The following day Cormac and his army march the short journey from Emly and arrive on the Hill of Knocklong. They set up camp on the hill overlooking the area.
Cormac calls Cith Rua to erect his tent. Cith Rua cannot drive the Alder post into the ground on the hill and warns Cormac that the ground rejects his unlawful claims.
As they cannot drive the stake to erect the tent, they begin to build a great frame to support the tent. It looked like they were building a ship and today the area is known as Long Cliach / Ship of Cliach [Cnoc Loinge]
Cormac decided that the Hill of Knocklong was too low and that Fiacha occupied the higher ground of Glenbrohane. He demanded that his fairy druids raise the hill above Glenbrohane by magic.
Messengers were sent to Fiachra demanding taxes and compensation but they were refused.
Knocklong is located in East Limerick, 20 miles from Limerick city. The Hill of Knocklong is 3 miles from Emly and about 2.5 miles from Glenbrohane.
Forbhais Droma Dámhgháire / The Siege of Knocklong tells of the journey southwards of Cormac Mac Airt and his army, and the difficulties they encountered along the way, caused mainly by the druids.
The Saga is similar to the northern Tain Bó Cuailgne.
Knocklong was also known as :
Druim Dámhgháire, the Ridge of the Oxen
Cnoc Luinge, the Hill of the Encampment
Cnoc Luinge, the Hill of the Ships
Knocklong in the barony of Coshlea
The village consists of a population of about 700 people. The village is built around Knocklong railway station, closed now, but important historically for the Rescue of Sean Hogan, one of the first events of the War of Independence 1919. On 9 May 2010 a plaque was unveiled to commemorate the rescue.
The Morningstar River forms the southern boundary of the joint parish of Knocklong and Garyspillane.
OS Sheet 65 ref 724 309
The ruins of a 16th Century castle stand on Knocklong hill.
The castle was the seat of the Hurley family.
The Galtees mountains are the dominant view.
Close by lies the Ring-fort of Raheennamadra which was excavated in 1960.
There is an interpretative centre at Lough Gur, 9 miles from Knocklong.
The Lough Gur Neolithic Settlement and Stone Age Centre,
Lough Gur is a small lake around which over 30 ancient sites and monuments can be found dating from Neolithic to Medieval times. Stone circles, including one of the largest in Ireland, dwelling-places, field systems, standing stones, ringforts, crannogs, castles, and a megalithic tomb.

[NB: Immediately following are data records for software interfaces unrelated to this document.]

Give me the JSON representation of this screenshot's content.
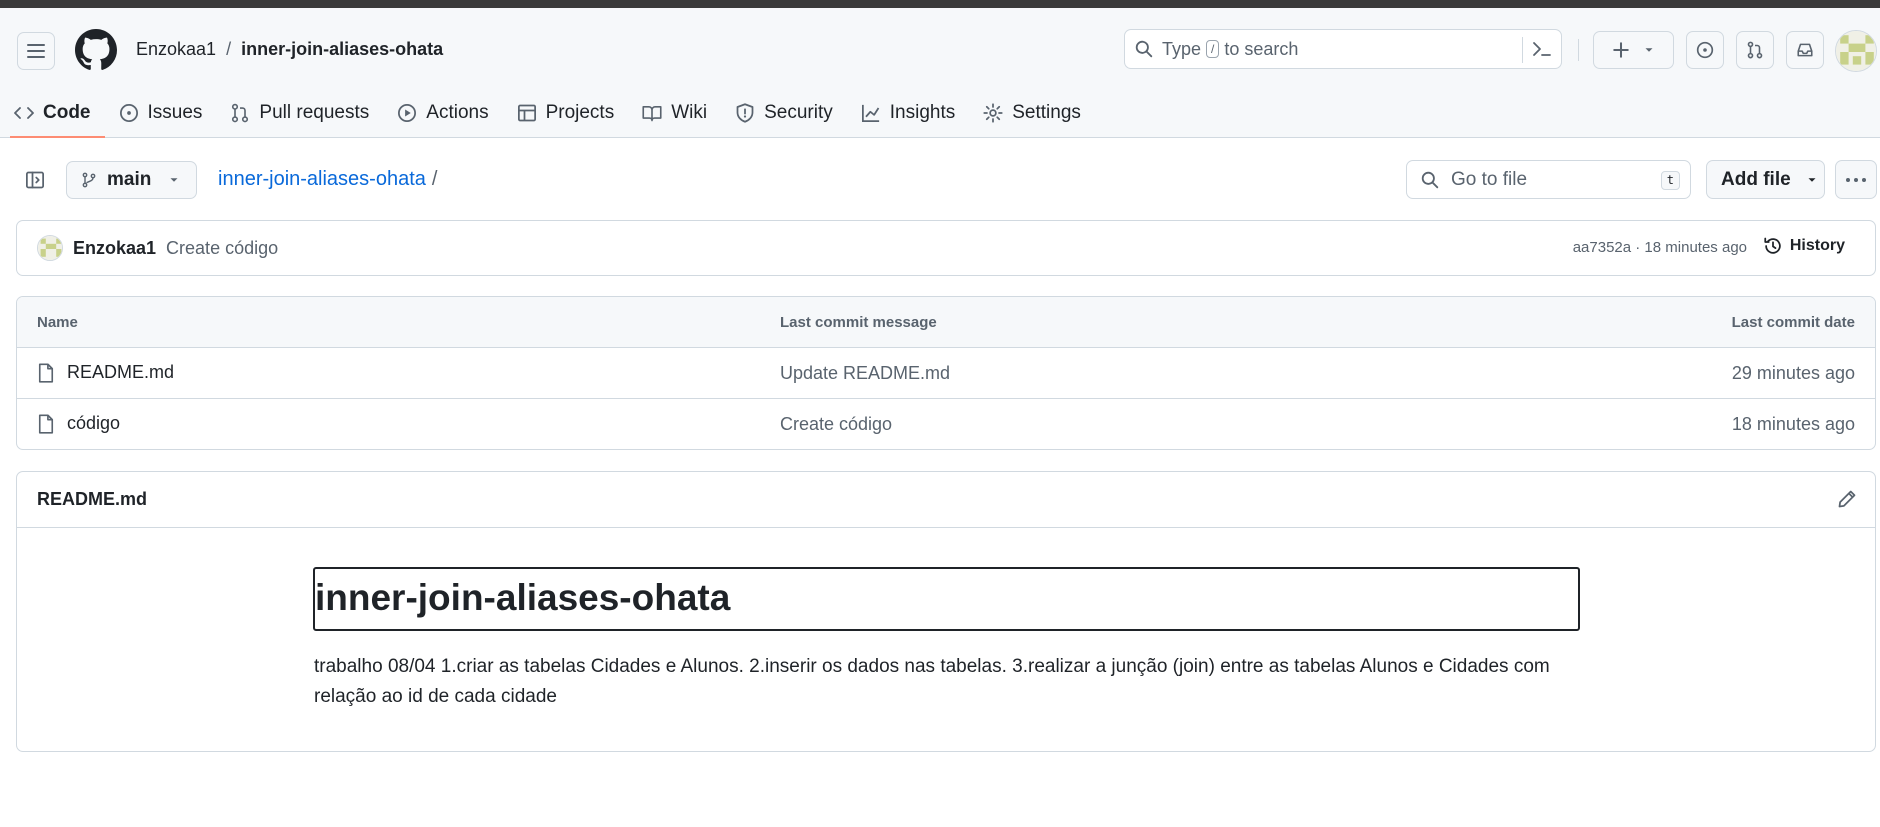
{
  "header": {
    "owner": "Enzokaa1",
    "separator": "/",
    "repo": "inner-join-aliases-ohata",
    "search": {
      "before": "Type",
      "key": "/",
      "after": "to search"
    }
  },
  "tabs": [
    {
      "label": "Code",
      "icon": "code-icon"
    },
    {
      "label": "Issues",
      "icon": "issue-opened-icon"
    },
    {
      "label": "Pull requests",
      "icon": "git-pull-request-icon"
    },
    {
      "label": "Actions",
      "icon": "play-icon"
    },
    {
      "label": "Projects",
      "icon": "table-icon"
    },
    {
      "label": "Wiki",
      "icon": "book-icon"
    },
    {
      "label": "Security",
      "icon": "shield-icon"
    },
    {
      "label": "Insights",
      "icon": "graph-icon"
    },
    {
      "label": "Settings",
      "icon": "gear-icon"
    }
  ],
  "toolbar": {
    "branch": "main",
    "path_repo": "inner-join-aliases-ohata",
    "path_sep": "/",
    "goto_placeholder": "Go to file",
    "goto_key": "t",
    "add_file": "Add file"
  },
  "commit": {
    "author": "Enzokaa1",
    "message": "Create código",
    "meta": "aa7352a · 18 minutes ago",
    "history": "History"
  },
  "files": {
    "headers": {
      "name": "Name",
      "message": "Last commit message",
      "date": "Last commit date"
    },
    "rows": [
      {
        "name": "README.md",
        "message": "Update README.md",
        "date": "29 minutes ago"
      },
      {
        "name": "código",
        "message": "Create código",
        "date": "18 minutes ago"
      }
    ]
  },
  "readme": {
    "filename": "README.md",
    "heading": "inner-join-aliases-ohata",
    "body": "trabalho 08/04 1.criar as tabelas Cidades e Alunos. 2.inserir os dados nas tabelas. 3.realizar a junção (join) entre as tabelas Alunos e Cidades com relação ao id de cada cidade"
  },
  "colors": {
    "accent": "#0969da",
    "tab_underline": "#fd8c73",
    "border": "#d1d9e0",
    "muted": "#59636e"
  }
}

Sli na Slainte map of Knocklong
Song lyrics : The Station of Knocklong